I found an interesting interaction between apr_proc_create() and apr_file_mktemp() today. I'm not sure if it should be classified as an *actual* bug, or a silly feature which needs to be documented. Consider this snippet:

file = apr_file_mktemp();
proc = apr_proc_create();
stat(the_filename) = ENOENT.


The apr_file_t * returned by apr_file_mktemp() is registered in its pool as delete-on-close.  apr_proc_create closes all opened files after fork() and before execve() (presumably by destroying the top-level pool? Maybe via atexit()?)

Anyhow, the net effect is a really unexpectedly deleted file by the parent process.

How did I find this? I was using an apr_file_mktemp() file to schedule a job with at. By the time at ran, the file with the commands to schedule had been erase!

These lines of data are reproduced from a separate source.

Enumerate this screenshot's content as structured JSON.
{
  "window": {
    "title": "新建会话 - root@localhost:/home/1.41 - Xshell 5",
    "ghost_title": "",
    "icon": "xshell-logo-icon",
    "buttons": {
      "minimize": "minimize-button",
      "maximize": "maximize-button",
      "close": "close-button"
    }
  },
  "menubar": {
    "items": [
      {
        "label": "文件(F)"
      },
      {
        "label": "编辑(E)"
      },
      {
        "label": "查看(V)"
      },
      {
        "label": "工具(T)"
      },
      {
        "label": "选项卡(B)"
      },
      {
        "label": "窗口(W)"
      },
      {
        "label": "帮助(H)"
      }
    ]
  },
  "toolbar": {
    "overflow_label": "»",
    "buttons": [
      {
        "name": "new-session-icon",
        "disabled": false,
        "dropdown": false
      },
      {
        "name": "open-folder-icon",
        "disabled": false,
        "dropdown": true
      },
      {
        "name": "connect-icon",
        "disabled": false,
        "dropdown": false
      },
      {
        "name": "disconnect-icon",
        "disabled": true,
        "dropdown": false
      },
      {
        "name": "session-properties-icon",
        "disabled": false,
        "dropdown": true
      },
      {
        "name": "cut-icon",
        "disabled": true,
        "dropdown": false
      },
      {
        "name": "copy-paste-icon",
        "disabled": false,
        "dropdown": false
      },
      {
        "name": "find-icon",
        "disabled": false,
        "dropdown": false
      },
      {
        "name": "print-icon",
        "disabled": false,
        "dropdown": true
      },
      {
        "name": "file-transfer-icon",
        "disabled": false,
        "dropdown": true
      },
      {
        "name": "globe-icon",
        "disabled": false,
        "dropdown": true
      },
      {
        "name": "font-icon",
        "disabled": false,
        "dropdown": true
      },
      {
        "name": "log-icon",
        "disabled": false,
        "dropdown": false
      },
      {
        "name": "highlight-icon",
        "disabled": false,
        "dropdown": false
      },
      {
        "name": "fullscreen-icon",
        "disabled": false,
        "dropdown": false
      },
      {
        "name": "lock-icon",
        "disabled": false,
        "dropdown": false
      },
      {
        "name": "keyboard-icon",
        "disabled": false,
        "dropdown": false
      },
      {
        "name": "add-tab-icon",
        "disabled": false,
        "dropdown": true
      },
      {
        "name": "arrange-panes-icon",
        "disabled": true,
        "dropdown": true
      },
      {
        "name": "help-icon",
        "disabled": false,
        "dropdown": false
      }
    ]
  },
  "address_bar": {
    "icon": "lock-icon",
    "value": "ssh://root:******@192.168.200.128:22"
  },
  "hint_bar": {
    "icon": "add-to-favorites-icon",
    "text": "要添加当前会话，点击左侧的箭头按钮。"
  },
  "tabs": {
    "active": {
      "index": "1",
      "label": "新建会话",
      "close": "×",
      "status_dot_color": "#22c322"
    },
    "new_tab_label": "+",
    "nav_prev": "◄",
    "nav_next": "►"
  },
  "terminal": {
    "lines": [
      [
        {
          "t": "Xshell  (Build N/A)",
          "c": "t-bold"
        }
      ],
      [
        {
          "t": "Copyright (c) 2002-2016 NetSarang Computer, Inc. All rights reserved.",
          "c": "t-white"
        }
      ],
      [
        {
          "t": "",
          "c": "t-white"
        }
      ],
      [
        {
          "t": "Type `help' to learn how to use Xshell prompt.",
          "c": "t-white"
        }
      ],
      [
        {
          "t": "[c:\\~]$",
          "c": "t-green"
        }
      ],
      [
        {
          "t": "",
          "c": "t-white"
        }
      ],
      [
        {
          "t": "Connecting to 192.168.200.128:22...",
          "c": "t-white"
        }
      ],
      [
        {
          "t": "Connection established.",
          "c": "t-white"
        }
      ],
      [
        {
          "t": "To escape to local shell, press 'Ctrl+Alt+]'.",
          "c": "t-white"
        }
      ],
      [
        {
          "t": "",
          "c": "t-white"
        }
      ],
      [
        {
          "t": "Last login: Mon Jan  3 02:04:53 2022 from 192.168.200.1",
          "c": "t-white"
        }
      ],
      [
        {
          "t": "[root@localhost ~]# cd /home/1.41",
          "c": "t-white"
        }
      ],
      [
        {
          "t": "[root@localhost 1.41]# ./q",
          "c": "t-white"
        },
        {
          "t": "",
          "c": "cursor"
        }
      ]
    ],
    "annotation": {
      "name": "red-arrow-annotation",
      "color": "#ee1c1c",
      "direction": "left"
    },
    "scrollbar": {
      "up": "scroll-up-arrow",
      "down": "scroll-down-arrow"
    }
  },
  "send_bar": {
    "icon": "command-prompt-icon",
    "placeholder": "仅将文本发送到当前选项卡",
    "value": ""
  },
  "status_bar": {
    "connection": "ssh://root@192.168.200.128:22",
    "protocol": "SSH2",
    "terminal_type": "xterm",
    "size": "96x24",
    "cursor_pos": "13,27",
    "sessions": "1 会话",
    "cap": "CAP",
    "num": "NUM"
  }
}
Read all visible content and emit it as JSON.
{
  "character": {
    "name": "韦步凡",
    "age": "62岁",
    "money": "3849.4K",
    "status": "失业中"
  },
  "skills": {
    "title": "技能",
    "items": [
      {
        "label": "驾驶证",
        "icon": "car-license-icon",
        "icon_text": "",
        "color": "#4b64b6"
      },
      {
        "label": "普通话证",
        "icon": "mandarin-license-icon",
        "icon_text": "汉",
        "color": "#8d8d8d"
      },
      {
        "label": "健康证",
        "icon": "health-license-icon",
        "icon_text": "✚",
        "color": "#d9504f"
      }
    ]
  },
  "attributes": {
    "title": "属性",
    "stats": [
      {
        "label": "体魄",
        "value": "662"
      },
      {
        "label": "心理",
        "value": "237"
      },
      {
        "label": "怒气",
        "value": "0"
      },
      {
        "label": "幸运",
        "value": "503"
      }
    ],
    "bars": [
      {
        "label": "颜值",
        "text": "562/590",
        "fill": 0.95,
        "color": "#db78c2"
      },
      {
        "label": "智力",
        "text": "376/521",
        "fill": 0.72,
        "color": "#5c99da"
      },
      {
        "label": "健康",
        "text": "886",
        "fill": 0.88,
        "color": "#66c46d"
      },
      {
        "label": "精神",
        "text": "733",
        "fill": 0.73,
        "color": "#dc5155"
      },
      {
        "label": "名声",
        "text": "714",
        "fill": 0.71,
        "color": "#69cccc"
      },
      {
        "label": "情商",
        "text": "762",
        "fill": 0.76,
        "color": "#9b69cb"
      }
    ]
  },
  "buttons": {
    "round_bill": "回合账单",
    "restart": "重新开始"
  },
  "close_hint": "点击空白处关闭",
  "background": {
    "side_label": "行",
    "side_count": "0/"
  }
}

FWIW, this is on Solaris 8 / Sparc.  The unlink() system call is actually called immediately after the file descriptor closes. Verified using truss -f.

Which raises another tiny question, shouldn't the file be unlink()ed *before* it's close()d?  That would unable any apr_file_lock() locks on the file to stay "active" until it was gone, meaning that no other process could touch it.. at least, another process that uses advisory file locking in NON-BLOCKING mode.



Wesley W. Garland
Director, Product Development
PageMail, Inc.
+1 613 542 2787 x 102